WORK TASK: Quote the records beneath, complete and exact. Leave out images.

RECORDS SUPPLIED:
════════════════════

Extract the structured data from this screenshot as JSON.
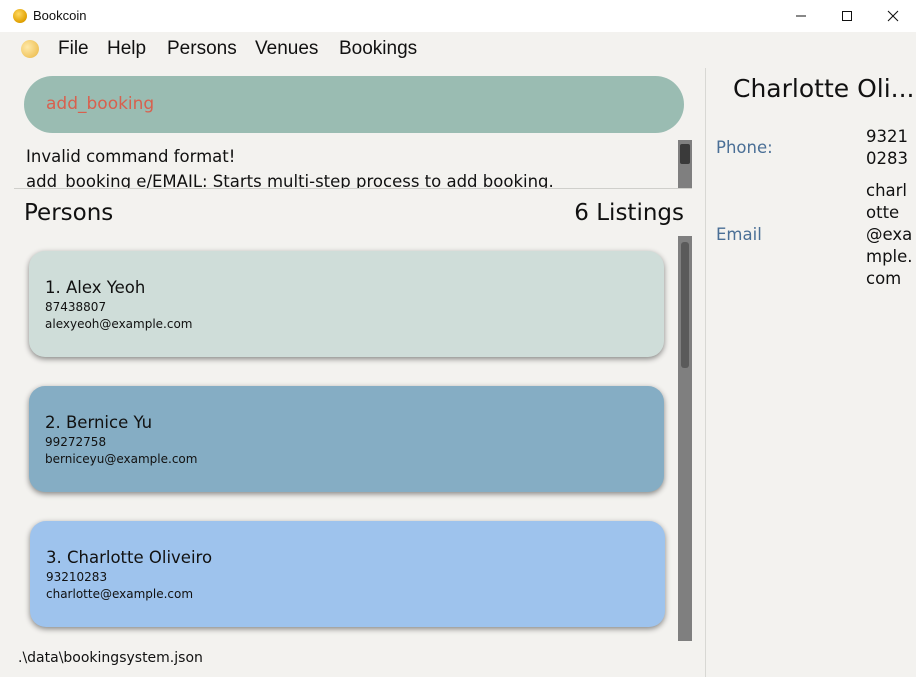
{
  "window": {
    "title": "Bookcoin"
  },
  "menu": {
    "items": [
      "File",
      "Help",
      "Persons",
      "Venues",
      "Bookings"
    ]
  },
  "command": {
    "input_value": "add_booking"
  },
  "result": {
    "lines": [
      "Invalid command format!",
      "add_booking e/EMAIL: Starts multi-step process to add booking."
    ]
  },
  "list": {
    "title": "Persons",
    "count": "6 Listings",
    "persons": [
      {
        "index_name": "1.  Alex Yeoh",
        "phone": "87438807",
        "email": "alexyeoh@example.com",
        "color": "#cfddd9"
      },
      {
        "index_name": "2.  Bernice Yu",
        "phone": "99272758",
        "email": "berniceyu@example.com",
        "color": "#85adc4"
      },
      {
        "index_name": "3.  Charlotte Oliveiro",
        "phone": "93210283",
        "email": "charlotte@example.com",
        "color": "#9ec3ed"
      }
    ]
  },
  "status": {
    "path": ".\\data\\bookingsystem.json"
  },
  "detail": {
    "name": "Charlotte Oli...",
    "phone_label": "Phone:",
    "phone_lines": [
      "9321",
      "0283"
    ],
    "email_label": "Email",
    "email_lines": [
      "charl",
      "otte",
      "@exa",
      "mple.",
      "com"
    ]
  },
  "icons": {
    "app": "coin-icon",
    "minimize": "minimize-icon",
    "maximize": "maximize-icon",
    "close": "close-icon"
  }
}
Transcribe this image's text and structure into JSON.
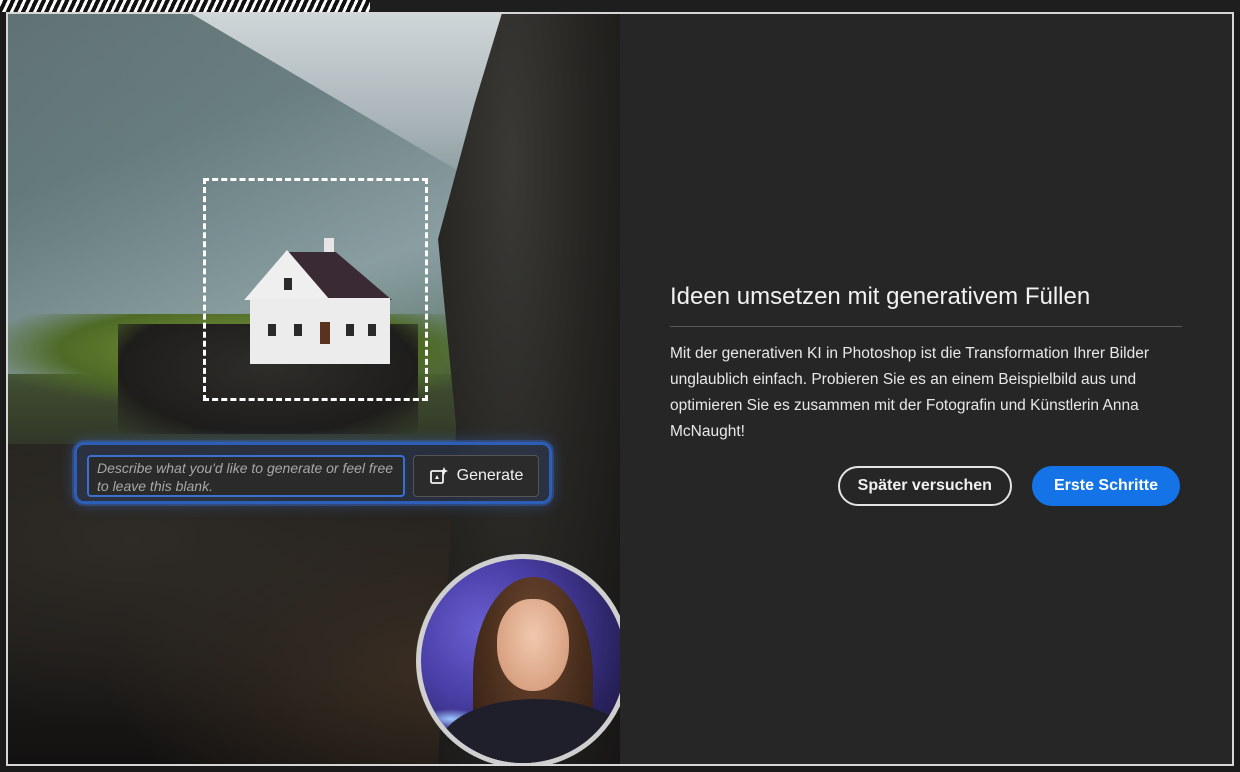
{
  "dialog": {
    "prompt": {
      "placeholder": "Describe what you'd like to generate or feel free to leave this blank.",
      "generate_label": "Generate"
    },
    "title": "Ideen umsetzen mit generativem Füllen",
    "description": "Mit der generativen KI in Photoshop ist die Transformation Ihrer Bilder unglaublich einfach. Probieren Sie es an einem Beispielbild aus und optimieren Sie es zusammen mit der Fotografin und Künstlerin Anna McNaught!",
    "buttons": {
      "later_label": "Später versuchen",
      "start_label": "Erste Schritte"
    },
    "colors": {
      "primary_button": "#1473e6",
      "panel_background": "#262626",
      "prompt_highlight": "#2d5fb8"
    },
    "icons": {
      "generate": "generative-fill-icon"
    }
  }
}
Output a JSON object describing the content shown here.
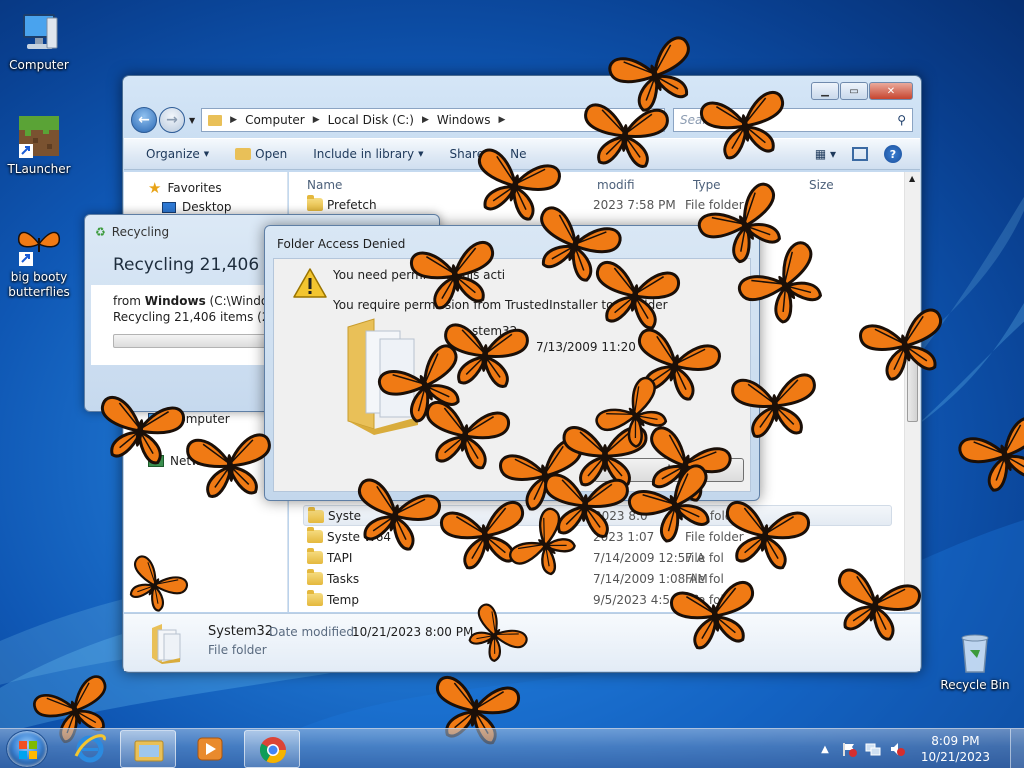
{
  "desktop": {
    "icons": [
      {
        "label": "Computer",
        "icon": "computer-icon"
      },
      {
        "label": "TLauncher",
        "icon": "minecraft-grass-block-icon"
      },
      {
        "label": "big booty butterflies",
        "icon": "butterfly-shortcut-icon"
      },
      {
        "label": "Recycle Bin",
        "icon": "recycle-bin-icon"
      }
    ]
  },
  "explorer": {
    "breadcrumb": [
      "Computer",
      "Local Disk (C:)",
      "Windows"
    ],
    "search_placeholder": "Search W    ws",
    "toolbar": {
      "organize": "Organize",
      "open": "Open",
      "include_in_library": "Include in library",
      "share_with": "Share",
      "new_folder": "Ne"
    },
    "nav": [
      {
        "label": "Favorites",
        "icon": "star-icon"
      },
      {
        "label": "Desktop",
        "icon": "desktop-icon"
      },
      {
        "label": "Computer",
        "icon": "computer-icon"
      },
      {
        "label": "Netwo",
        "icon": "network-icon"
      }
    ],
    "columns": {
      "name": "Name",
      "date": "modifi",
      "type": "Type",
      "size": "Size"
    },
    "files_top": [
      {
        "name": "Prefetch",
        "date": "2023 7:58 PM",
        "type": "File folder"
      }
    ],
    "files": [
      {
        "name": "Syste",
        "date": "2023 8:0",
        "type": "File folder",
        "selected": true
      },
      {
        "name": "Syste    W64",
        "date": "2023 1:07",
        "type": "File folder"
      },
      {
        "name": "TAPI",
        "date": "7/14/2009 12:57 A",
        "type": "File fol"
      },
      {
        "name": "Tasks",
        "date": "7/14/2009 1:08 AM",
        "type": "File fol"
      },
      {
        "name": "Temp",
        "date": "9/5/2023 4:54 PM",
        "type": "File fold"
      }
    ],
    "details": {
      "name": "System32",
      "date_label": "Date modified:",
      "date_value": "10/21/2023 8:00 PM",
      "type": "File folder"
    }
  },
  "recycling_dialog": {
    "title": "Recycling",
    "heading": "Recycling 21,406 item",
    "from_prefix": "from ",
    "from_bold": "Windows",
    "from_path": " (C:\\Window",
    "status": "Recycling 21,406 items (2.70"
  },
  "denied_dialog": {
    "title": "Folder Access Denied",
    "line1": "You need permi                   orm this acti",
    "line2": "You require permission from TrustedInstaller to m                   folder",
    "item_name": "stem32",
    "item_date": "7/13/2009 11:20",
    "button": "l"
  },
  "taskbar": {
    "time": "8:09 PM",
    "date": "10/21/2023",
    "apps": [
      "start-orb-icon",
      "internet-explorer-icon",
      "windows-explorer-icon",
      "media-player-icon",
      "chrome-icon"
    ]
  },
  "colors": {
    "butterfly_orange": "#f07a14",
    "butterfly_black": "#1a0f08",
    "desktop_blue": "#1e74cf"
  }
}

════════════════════

OUTPUT OF THE TASK:
Extract the structured data from this screenshot as JSON.
{
  "window": {
    "title": "Bookcoin"
  },
  "menu": {
    "items": [
      "File",
      "Help",
      "Persons",
      "Venues",
      "Bookings"
    ]
  },
  "command": {
    "input_value": "add_booking"
  },
  "result": {
    "lines": [
      "Invalid command format!",
      "add_booking e/EMAIL: Starts multi-step process to add booking."
    ]
  },
  "list": {
    "title": "Persons",
    "count": "6 Listings",
    "persons": [
      {
        "index_name": "1.  Alex Yeoh",
        "phone": "87438807",
        "email": "alexyeoh@example.com",
        "color": "#cfddd9"
      },
      {
        "index_name": "2.  Bernice Yu",
        "phone": "99272758",
        "email": "berniceyu@example.com",
        "color": "#85adc4"
      },
      {
        "index_name": "3.  Charlotte Oliveiro",
        "phone": "93210283",
        "email": "charlotte@example.com",
        "color": "#9ec3ed"
      }
    ]
  },
  "status": {
    "path": ".\\data\\bookingsystem.json"
  },
  "detail": {
    "name": "Charlotte Oli...",
    "phone_label": "Phone:",
    "phone_lines": [
      "9321",
      "0283"
    ],
    "email_label": "Email",
    "email_lines": [
      "charl",
      "otte",
      "@exa",
      "mple.",
      "com"
    ]
  },
  "icons": {
    "app": "coin-icon",
    "minimize": "minimize-icon",
    "maximize": "maximize-icon",
    "close": "close-icon"
  }
}
Transcribe this image's text and structure into JSON.
{
  "dialog": {
    "prompt": {
      "placeholder": "Describe what you'd like to generate or feel free to leave this blank.",
      "generate_label": "Generate"
    },
    "title": "Ideen umsetzen mit generativem Füllen",
    "description": "Mit der generativen KI in Photoshop ist die Transformation Ihrer Bilder unglaublich einfach. Probieren Sie es an einem Beispielbild aus und optimieren Sie es zusammen mit der Fotografin und Künstlerin Anna McNaught!",
    "buttons": {
      "later_label": "Später versuchen",
      "start_label": "Erste Schritte"
    },
    "colors": {
      "primary_button": "#1473e6",
      "panel_background": "#262626",
      "prompt_highlight": "#2d5fb8"
    },
    "icons": {
      "generate": "generative-fill-icon"
    }
  }
}
Output a JSON object describing the content shown here.
{
  "desktop": {
    "icons": [
      {
        "label": "Computer",
        "icon": "computer-icon"
      },
      {
        "label": "TLauncher",
        "icon": "minecraft-grass-block-icon"
      },
      {
        "label": "big booty butterflies",
        "icon": "butterfly-shortcut-icon"
      },
      {
        "label": "Recycle Bin",
        "icon": "recycle-bin-icon"
      }
    ]
  },
  "explorer": {
    "breadcrumb": [
      "Computer",
      "Local Disk (C:)",
      "Windows"
    ],
    "search_placeholder": "Search W    ws",
    "toolbar": {
      "organize": "Organize",
      "open": "Open",
      "include_in_library": "Include in library",
      "share_with": "Share",
      "new_folder": "Ne"
    },
    "nav": [
      {
        "label": "Favorites",
        "icon": "star-icon"
      },
      {
        "label": "Desktop",
        "icon": "desktop-icon"
      },
      {
        "label": "Computer",
        "icon": "computer-icon"
      },
      {
        "label": "Netwo",
        "icon": "network-icon"
      }
    ],
    "columns": {
      "name": "Name",
      "date": "modifi",
      "type": "Type",
      "size": "Size"
    },
    "files_top": [
      {
        "name": "Prefetch",
        "date": "2023 7:58 PM",
        "type": "File folder"
      }
    ],
    "files": [
      {
        "name": "Syste",
        "date": "2023 8:0",
        "type": "File folder",
        "selected": true
      },
      {
        "name": "Syste    W64",
        "date": "2023 1:07",
        "type": "File folder"
      },
      {
        "name": "TAPI",
        "date": "7/14/2009 12:57 A",
        "type": "File fol"
      },
      {
        "name": "Tasks",
        "date": "7/14/2009 1:08 AM",
        "type": "File fol"
      },
      {
        "name": "Temp",
        "date": "9/5/2023 4:54 PM",
        "type": "File fold"
      }
    ],
    "details": {
      "name": "System32",
      "date_label": "Date modified:",
      "date_value": "10/21/2023 8:00 PM",
      "type": "File folder"
    }
  },
  "recycling_dialog": {
    "title": "Recycling",
    "heading": "Recycling 21,406 item",
    "from_prefix": "from ",
    "from_bold": "Windows",
    "from_path": " (C:\\Window",
    "status": "Recycling 21,406 items (2.70"
  },
  "denied_dialog": {
    "title": "Folder Access Denied",
    "line1": "You need permi                   orm this acti",
    "line2": "You require permission from TrustedInstaller to m                   folder",
    "item_name": "stem32",
    "item_date": "7/13/2009 11:20",
    "button": "l"
  },
  "taskbar": {
    "time": "8:09 PM",
    "date": "10/21/2023",
    "apps": [
      "start-orb-icon",
      "internet-explorer-icon",
      "windows-explorer-icon",
      "media-player-icon",
      "chrome-icon"
    ]
  },
  "colors": {
    "butterfly_orange": "#f07a14",
    "butterfly_black": "#1a0f08",
    "desktop_blue": "#1e74cf"
  }
}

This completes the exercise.